== Supplied entries ==

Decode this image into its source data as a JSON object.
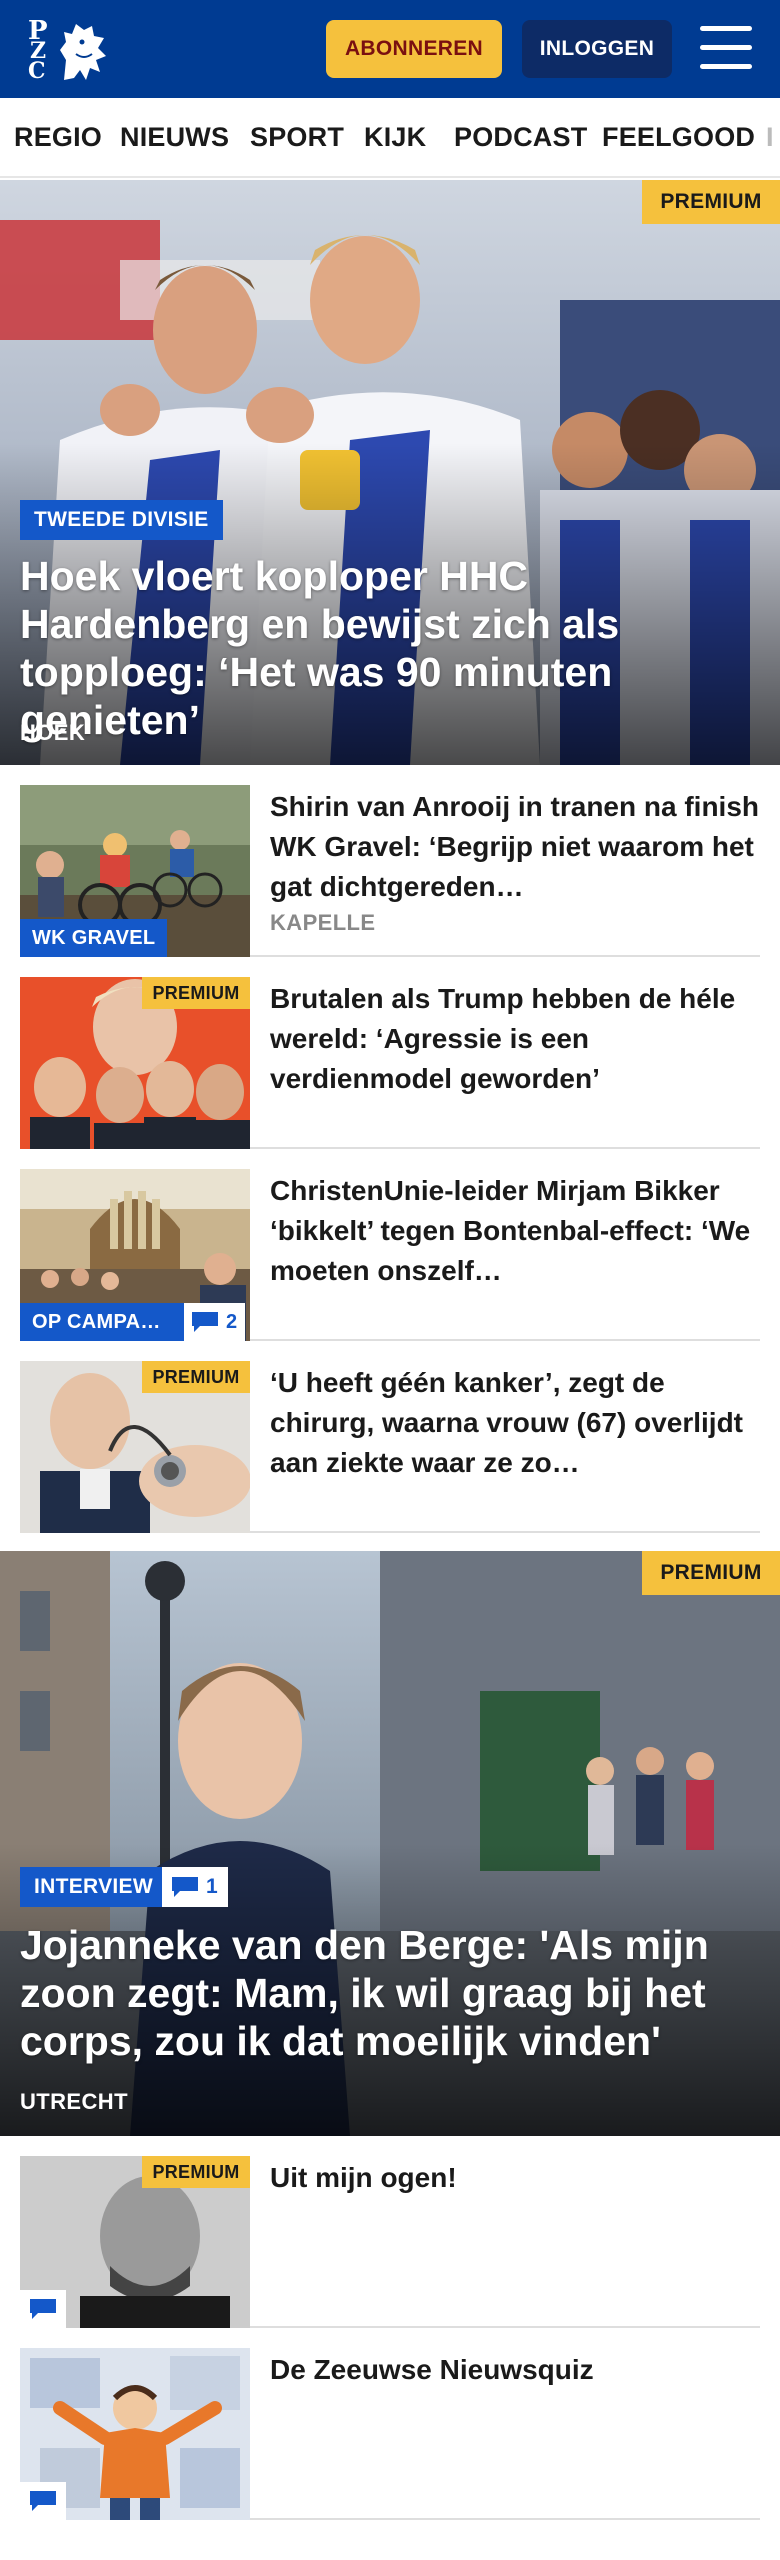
{
  "header": {
    "logo_letters": [
      "P",
      "Z",
      "C"
    ],
    "subscribe_label": "ABONNEREN",
    "login_label": "INLOGGEN",
    "brand_color": "#003b92",
    "accent_color": "#f5c13d"
  },
  "nav": {
    "items": [
      "REGIO",
      "NIEUWS",
      "SPORT",
      "KIJK",
      "PODCAST",
      "FEELGOOD",
      "I"
    ]
  },
  "hero1": {
    "premium": "PREMIUM",
    "label": "TWEEDE DIVISIE",
    "title": "Hoek vloert koploper HHC Hardenberg en bewijst zich als topploeg: ‘Het was 90 minuten genieten’",
    "location": "HOEK"
  },
  "articles1": [
    {
      "title": "Shirin van Anrooij in tranen na finish WK Gravel: ‘Begrijp niet waarom het gat dichtgereden…",
      "location": "KAPELLE",
      "label": "WK GRAVEL",
      "thumb_icon": "cyclists-photo"
    },
    {
      "title": "Brutalen als Trump hebben de héle wereld: ‘Agressie is een verdienmodel geworden’",
      "premium": "PREMIUM",
      "thumb_icon": "politicians-collage"
    },
    {
      "title": "ChristenUnie-leider Mirjam Bikker ‘bikkelt’ tegen Bontenbal-effect: ‘We moeten onszelf…",
      "label": "OP CAMPA…",
      "comments": "2",
      "thumb_icon": "church-interior-photo"
    },
    {
      "title": "‘U heeft géén kanker’, zegt de chirurg, waarna vrouw (67) overlijdt aan ziekte waar ze zo…",
      "premium": "PREMIUM",
      "thumb_icon": "doctor-stethoscope-photo"
    }
  ],
  "hero2": {
    "premium": "PREMIUM",
    "label": "INTERVIEW",
    "comments": "1",
    "title": "Jojanneke van den Berge: 'Als mijn zoon zegt: Mam, ik wil graag bij het corps, zou ik dat moeilijk vinden'",
    "location": "UTRECHT"
  },
  "articles2": [
    {
      "title": "Uit mijn ogen!",
      "premium": "PREMIUM",
      "thumb_icon": "columnist-portrait"
    },
    {
      "title": "De Zeeuwse Nieuwsquiz",
      "thumb_icon": "quiz-cartoon-illustration"
    }
  ]
}
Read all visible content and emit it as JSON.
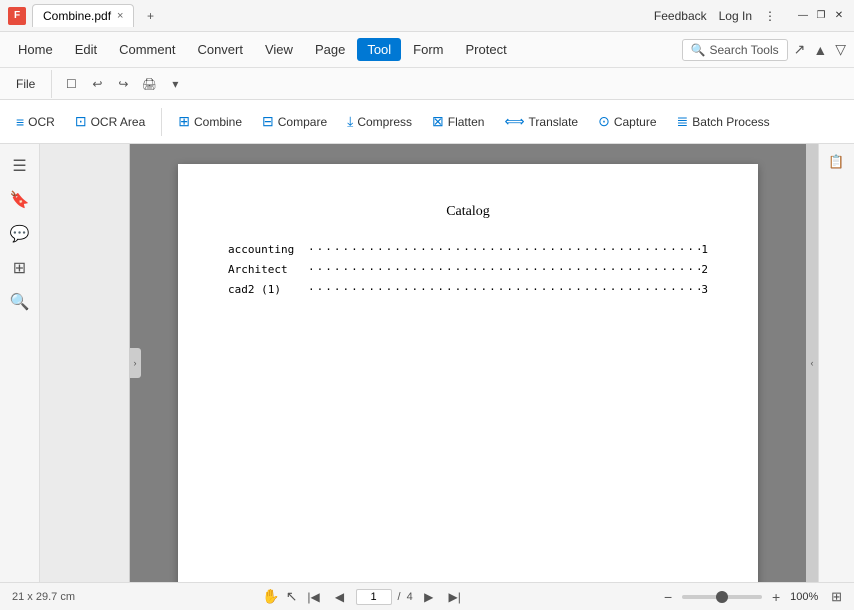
{
  "titlebar": {
    "app_icon": "F",
    "tab_title": "Combine.pdf",
    "tab_close": "×",
    "tab_add": "+",
    "feedback_label": "Feedback",
    "login_label": "Log In",
    "more_label": "⋮",
    "minimize_label": "—",
    "restore_label": "❐",
    "close_label": "✕"
  },
  "menubar": {
    "items": [
      {
        "label": "Home",
        "active": false
      },
      {
        "label": "Edit",
        "active": false
      },
      {
        "label": "Comment",
        "active": false
      },
      {
        "label": "Convert",
        "active": false
      },
      {
        "label": "View",
        "active": false
      },
      {
        "label": "Page",
        "active": false
      },
      {
        "label": "Tool",
        "active": true
      },
      {
        "label": "Form",
        "active": false
      },
      {
        "label": "Protect",
        "active": false
      }
    ],
    "search_placeholder": "Search Tools"
  },
  "filetoolbar": {
    "file_label": "File",
    "icons": [
      "☐",
      "↩",
      "↪",
      "🖨",
      "▾"
    ]
  },
  "toolbar": {
    "buttons": [
      {
        "label": "OCR",
        "icon": "≡"
      },
      {
        "label": "OCR Area",
        "icon": "⊡"
      },
      {
        "label": "Combine",
        "icon": "⊞"
      },
      {
        "label": "Compare",
        "icon": "⊟"
      },
      {
        "label": "Compress",
        "icon": "⤓"
      },
      {
        "label": "Flatten",
        "icon": "⊠"
      },
      {
        "label": "Translate",
        "icon": "⟺"
      },
      {
        "label": "Capture",
        "icon": "⊙"
      },
      {
        "label": "Batch Process",
        "icon": "≣"
      }
    ]
  },
  "sidebar": {
    "icons": [
      "☰",
      "🔖",
      "💬",
      "⊞",
      "🔍"
    ]
  },
  "pdf": {
    "title": "Catalog",
    "rows": [
      {
        "label": "accounting",
        "dots": "·····················································································",
        "page": "1"
      },
      {
        "label": "Architect",
        "dots": "·····················································································",
        "page": "2"
      },
      {
        "label": "cad2 (1)",
        "dots": "·····················································································",
        "page": "3"
      }
    ]
  },
  "statusbar": {
    "dimensions": "21 x 29.7 cm",
    "page_current": "1",
    "page_total": "4",
    "zoom_value": "100%"
  }
}
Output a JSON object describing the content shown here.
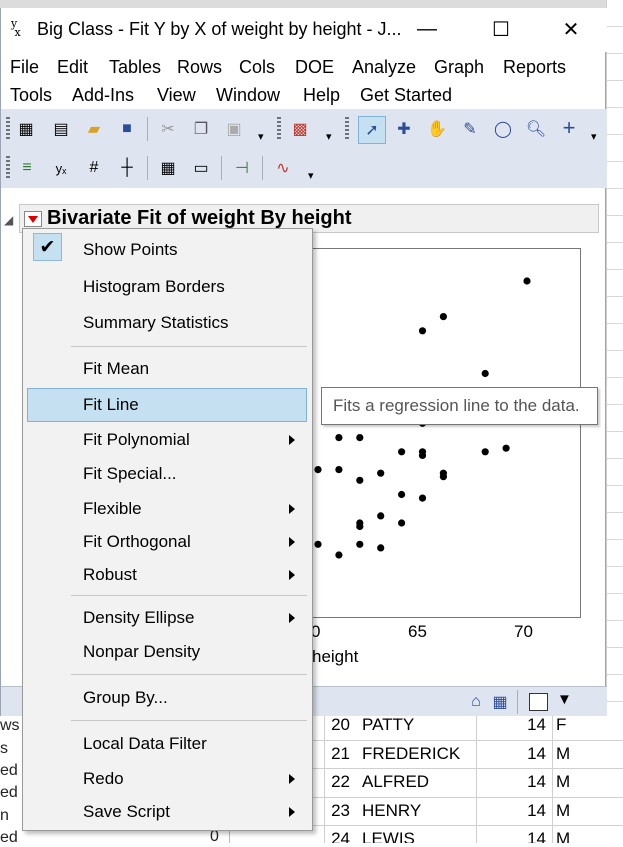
{
  "window": {
    "title": "Big Class - Fit Y by X of weight by height - J...",
    "minimize": "—",
    "maximize": "☐",
    "close": "✕"
  },
  "menubar": {
    "row1": [
      "File",
      "Edit",
      "Tables",
      "Rows",
      "Cols",
      "DOE",
      "Analyze",
      "Graph",
      "Reports"
    ],
    "row2": [
      "Tools",
      "Add-Ins",
      "View",
      "Window",
      "Help",
      "Get Started"
    ]
  },
  "report": {
    "title": "Bivariate Fit of weight By height"
  },
  "plot": {
    "x_ticks": [
      "0",
      "65",
      "70"
    ],
    "xlabel": "height"
  },
  "chart_data": {
    "type": "scatter",
    "xlabel": "height",
    "points": [
      [
        70,
        172
      ],
      [
        66,
        162
      ],
      [
        65,
        158
      ],
      [
        68,
        146
      ],
      [
        65,
        132
      ],
      [
        61,
        128
      ],
      [
        62,
        128
      ],
      [
        64,
        124
      ],
      [
        65,
        124
      ],
      [
        65,
        123
      ],
      [
        68,
        124
      ],
      [
        69,
        125
      ],
      [
        60,
        119
      ],
      [
        61,
        119
      ],
      [
        63,
        118
      ],
      [
        66,
        118
      ],
      [
        66,
        117
      ],
      [
        62,
        116
      ],
      [
        64,
        112
      ],
      [
        65,
        111
      ],
      [
        63,
        106
      ],
      [
        62,
        104
      ],
      [
        62,
        103
      ],
      [
        64,
        104
      ],
      [
        60,
        98
      ],
      [
        61,
        95
      ],
      [
        63,
        97
      ],
      [
        62,
        98
      ]
    ]
  },
  "popup_menu": {
    "items": [
      {
        "label": "Show Points",
        "checked": true
      },
      {
        "label": "Histogram Borders"
      },
      {
        "label": "Summary Statistics"
      },
      {
        "label": "Fit Mean"
      },
      {
        "label": "Fit Line",
        "highlighted": true
      },
      {
        "label": "Fit Polynomial",
        "submenu": true
      },
      {
        "label": "Fit Special..."
      },
      {
        "label": "Flexible",
        "submenu": true
      },
      {
        "label": "Fit Orthogonal",
        "submenu": true
      },
      {
        "label": "Robust",
        "submenu": true
      },
      {
        "label": "Density Ellipse",
        "submenu": true
      },
      {
        "label": "Nonpar Density"
      },
      {
        "label": "Group By..."
      },
      {
        "label": "Local Data Filter"
      },
      {
        "label": "Redo",
        "submenu": true
      },
      {
        "label": "Save Script",
        "submenu": true
      }
    ]
  },
  "tooltip": "Fits a regression line to the data.",
  "background_table": {
    "left_labels": [
      "ws",
      "s",
      "ed",
      "ed",
      "n",
      "ed"
    ],
    "left_zero": "0",
    "rows": [
      {
        "num": "20",
        "name": "PATTY",
        "age": "14",
        "sex": "F"
      },
      {
        "num": "21",
        "name": "FREDERICK",
        "age": "14",
        "sex": "M"
      },
      {
        "num": "22",
        "name": "ALFRED",
        "age": "14",
        "sex": "M"
      },
      {
        "num": "23",
        "name": "HENRY",
        "age": "14",
        "sex": "M"
      },
      {
        "num": "24",
        "name": "LEWIS",
        "age": "14",
        "sex": "M"
      }
    ]
  },
  "icons": {
    "app": "jmp-fit-icon",
    "home": "home-icon",
    "table": "data-table-icon",
    "dropdown": "dropdown-arrow-icon"
  }
}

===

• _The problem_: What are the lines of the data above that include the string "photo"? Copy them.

• _Result for this task_:
      "thumb_icon": "cyclists-photo"
      "thumb_icon": "church-interior-photo"
      "thumb_icon": "doctor-stethoscope-photo"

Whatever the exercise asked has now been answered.